Related topics

Microsoft, Nokia, and MeeGo: Are they all doomed?

Windows and Linux pass in the night

Related stories

Microsoft's hook up with Nokia could do more harm than good to Windows Phone's chances in terms of broad adoption by other OEMs. Not only will Nokia "help drive and define the future of Windows Phone", but "Nokia and Microsoft will closely collaborate on development, joint marketing initiatives and a shared development roadmap."

For HTC, Samsung, LG, Asus, and Dell, Microsoft's partnership with Nokia has powerful competitive ramifications: their biggest competitor will now help Microsoft build and sell the same phone operating system that they are trying to make money from. Nokia will not just specify what goes into Windows Phone. It will also try to ensure its handsets work best with the operating system. And then Nokia will try to get more consumers through aggressive marketing. It would be like Hewlett-Packard helping design and build Windows in the early days of Microsoft when it was also partnering with IBM, Dell, and others.

It's about now that Google's Android has to be looking like an attractive, independent option. And don't think Oracle's legal action against Google over claimed Java patent violations in Android will keep Windows Phone OEMs in the Microsoft camp through fear.

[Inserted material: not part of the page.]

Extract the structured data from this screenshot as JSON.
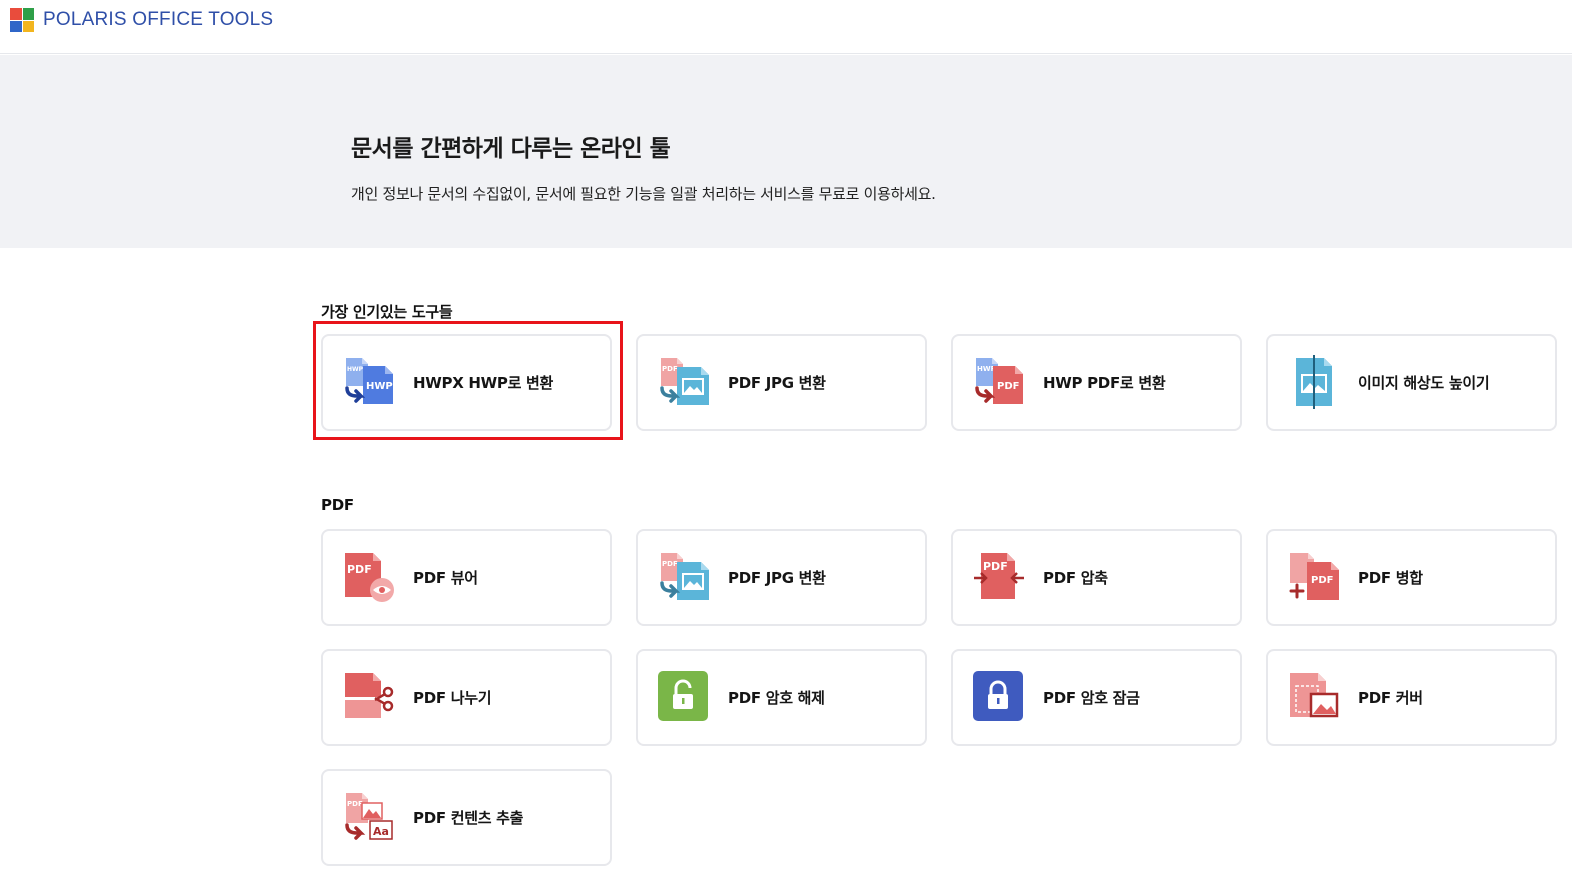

Open-source code licensing watcher Black Duck has told us that Samsung, LG, and Motorola, – all clients who sell Android handsets – are pressing ahead with Android regardless of the suit. Tim Yeaton, president and CEO, said: "They are not concerned about the Google versus Oracle battle on Android. They're more concerns with getting a new rev out."

But Nokia's partnership with Microsoft and the problems for Windows Phone don't represent pure upside for Linux and open-source. While Linux crossed over to the PC elsewhere, Nokia's commitment to Linux and open source is now in serious question.

In electing to put Windows Phone on its smart phones, Nokia has turned Symbian into a "franchise platform". That sounds like anybody still using Symbian will be allowed to license Symbian from Nokia. With Nokia, Symbian's chief patron, now committed to Windows and the non-Apple world picking Android, this is putting Symbian out to pasture.

MeeGo, the open-source mobile Linux project Nokia entered into with such flourish a year ago with Intel, has been demoted from a platform play to a "project".

Intel and Nokia were the biggest backers of MeeGo, a project that helped put Intel's chips in smartphones. With the prime phone maker now putting its bets on Windows, it's questionable how many MeeGo-phones will now be build. Nokia had committed to one MeeGo phone this year.

Instead, it could be that MeeGo's focus now becomes non-phone deployments like in-car systems, set-top-boxes and netbooks.

Intel has said it remains committed to MeeGo and welcomes Nokia's continued contribution to MeeGo open source. The MeeGo Project is officially housed with the Linux Foundation, which echoed Intel's comments, saying the chip giant is "really, really committed."

Foundation executive director Jim Zemlin told The Reg that while he's naturally disappointed with Nokia's choice to back Windows instead of MeeGo, MeeGo is a community project with input from people other than just Intel and Nokia.

Among those listed as MeeGo supporters are Acer, Novell, MontaVista Software, Wind River and a slew of car companies who've committed to MeeGo through the GENVI auto alliance.

"There are definitely people out there building real products," Zemlin said. "Like any open-source project, we are patient and open. We think that's important. Linus Torvalds has 20 yeas of experience of communities forming around Linux. These communities have a life of their own." ®

Sponsored: How to determine if cloud backup is right for your servers